“A strong company like Amazon doesn’t need to use poor working conditions to create a competitive advantage,” Mr. Steinbrück says in the video. He promises that, if elected, he will tighten rules governing temporary workers.
But Mr. Clark of Amazon said a union contract would not allow the company to pursue what it considers an innovative compensation system, which includes stock bonuses for all workers.
Amazon’s policy of neither confronting nor engaging with the union was evident on Thursday, when the small group of ver.di organizers, including Mr. Reimann and Mr. Sauer with his Jeff Bezos prop, gathered outside the gates to one of Amazon’s distribution centers on a hillside outside Bad Hersfeld.

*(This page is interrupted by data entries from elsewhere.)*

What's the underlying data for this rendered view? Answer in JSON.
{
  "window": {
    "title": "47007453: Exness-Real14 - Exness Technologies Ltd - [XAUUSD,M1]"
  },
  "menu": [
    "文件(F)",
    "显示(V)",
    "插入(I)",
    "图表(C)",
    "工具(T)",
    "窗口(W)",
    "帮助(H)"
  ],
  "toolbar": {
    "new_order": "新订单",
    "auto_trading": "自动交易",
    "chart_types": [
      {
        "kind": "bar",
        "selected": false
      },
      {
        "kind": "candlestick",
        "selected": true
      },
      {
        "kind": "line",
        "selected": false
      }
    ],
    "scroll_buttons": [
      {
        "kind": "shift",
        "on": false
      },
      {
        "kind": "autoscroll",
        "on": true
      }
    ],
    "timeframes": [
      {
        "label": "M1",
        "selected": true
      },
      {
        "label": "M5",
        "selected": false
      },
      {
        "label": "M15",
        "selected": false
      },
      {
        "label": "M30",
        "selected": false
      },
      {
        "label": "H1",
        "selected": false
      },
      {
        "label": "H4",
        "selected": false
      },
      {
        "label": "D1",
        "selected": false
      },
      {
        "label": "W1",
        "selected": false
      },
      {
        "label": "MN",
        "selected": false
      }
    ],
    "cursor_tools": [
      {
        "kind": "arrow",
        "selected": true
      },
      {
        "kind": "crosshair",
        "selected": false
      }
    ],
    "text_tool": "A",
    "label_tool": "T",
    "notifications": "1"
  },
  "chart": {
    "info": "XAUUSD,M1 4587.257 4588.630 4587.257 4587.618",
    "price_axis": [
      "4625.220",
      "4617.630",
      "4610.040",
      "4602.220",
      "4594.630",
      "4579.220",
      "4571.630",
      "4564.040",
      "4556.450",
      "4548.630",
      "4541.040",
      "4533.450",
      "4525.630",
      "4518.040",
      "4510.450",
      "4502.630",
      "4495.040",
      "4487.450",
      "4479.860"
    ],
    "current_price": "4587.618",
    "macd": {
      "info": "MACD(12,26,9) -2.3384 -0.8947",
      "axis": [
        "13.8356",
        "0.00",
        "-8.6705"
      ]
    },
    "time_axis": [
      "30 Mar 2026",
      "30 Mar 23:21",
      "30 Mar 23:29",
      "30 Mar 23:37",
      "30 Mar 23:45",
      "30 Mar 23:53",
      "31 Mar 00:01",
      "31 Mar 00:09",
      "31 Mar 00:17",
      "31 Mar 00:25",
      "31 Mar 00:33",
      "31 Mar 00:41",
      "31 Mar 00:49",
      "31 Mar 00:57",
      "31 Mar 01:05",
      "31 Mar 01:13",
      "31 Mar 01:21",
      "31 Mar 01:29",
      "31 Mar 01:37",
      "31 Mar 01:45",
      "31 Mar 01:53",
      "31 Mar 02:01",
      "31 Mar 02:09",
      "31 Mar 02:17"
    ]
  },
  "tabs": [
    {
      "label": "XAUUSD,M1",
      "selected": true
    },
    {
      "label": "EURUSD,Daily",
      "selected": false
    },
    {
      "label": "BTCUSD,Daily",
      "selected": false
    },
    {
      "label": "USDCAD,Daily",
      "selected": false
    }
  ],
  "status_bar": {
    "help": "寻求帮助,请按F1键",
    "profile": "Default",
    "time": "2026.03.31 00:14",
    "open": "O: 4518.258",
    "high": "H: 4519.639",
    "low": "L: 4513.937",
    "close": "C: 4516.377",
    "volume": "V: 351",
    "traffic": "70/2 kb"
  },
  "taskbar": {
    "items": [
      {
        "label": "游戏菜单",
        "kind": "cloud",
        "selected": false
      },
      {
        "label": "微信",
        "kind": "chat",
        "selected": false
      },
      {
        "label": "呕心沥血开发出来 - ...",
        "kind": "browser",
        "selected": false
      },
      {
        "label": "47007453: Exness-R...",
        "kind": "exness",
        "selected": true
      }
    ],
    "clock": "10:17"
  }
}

They had come to present 37,000 signatures gathered online. The activists were far outnumbered by reporters and camera crews, drawn by the prospect of a telegenic confrontation with management. But Amazon, it soon became clear, had decided to defuse the moment.
Mr. Reimann pressed a buzzer next to the security gate. When a voice over the intercom asked who was calling, he demanded to be admitted to deliver the signatures.
Unexpectedly, the gate opened, and Mr. Reimann and the other ver.di activists tramped across an enclosed metal bridge, trailed by journalists.
They were met inside by a trio of friendly receptionists, who cheerily issued visitor passes to everyone. Nearby, a table was piled with bananas and a sign, “Amazon Fruit Day.”
As Mr. Reimann gave interviews to television reporters, photographers snapped Amazon workers on their way to a nearby cafeteria.
But soon came word: No Amazon officials would be meeting with Mr. Reimann’s group this day. So the activists handed their box of signatures to the ever-beaming receptionists, and everyone left.
Melissa Eddy contributed reporting from Berlin.